■ **Exercise brief**: Copy out, from the entries below, each line that holds the string "تحویل".

■ **Supplied information**:

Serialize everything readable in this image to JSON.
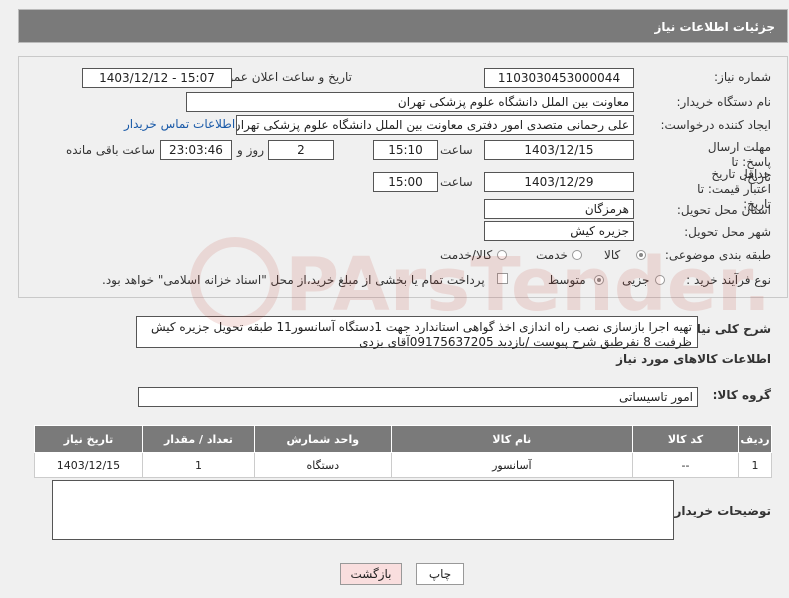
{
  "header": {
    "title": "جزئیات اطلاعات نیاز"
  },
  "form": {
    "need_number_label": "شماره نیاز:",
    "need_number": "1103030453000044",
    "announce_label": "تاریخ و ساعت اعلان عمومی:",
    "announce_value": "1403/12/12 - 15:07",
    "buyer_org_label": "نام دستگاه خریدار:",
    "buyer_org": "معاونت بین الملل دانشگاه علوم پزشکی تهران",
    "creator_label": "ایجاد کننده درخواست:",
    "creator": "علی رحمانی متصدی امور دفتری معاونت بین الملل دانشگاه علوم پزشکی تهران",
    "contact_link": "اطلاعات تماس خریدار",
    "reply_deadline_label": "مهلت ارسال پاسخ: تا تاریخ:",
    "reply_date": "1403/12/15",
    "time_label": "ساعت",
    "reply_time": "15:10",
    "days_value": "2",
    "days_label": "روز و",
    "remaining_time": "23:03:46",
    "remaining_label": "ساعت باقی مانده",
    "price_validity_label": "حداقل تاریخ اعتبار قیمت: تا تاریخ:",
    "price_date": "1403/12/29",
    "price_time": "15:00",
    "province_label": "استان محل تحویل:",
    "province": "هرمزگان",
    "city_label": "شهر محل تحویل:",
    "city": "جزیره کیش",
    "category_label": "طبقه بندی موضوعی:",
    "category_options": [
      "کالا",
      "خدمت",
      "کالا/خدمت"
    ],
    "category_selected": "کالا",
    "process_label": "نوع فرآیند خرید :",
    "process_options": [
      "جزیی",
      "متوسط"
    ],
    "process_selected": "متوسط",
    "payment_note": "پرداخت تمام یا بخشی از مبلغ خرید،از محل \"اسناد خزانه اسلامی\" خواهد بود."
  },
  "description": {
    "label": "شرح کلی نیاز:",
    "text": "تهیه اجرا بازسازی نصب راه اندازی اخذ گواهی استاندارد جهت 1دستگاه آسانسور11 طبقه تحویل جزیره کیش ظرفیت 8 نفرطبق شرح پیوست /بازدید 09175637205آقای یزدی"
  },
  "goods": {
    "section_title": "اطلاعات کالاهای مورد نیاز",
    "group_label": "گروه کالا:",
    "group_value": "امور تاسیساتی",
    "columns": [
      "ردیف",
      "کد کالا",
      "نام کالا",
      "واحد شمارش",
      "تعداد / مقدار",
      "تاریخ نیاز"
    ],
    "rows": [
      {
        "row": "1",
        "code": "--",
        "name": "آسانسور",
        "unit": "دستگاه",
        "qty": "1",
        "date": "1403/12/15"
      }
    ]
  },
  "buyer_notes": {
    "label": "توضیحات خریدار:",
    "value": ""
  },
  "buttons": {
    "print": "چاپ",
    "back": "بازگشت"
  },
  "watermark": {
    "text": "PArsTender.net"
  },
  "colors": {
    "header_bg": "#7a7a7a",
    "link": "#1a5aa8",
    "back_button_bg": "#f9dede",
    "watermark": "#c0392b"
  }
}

■ **Response to this task**:
    "province_label": "استان محل تحویل:",
    "city_label": "شهر محل تحویل:",
    "text": "تهیه اجرا بازسازی نصب راه اندازی اخذ گواهی استاندارد جهت 1دستگاه آسانسور11 طبقه تحویل جزیره کیش ظرفیت 8 نفرطبق شرح پیوست /بازدید 09175637205آقای یزدی"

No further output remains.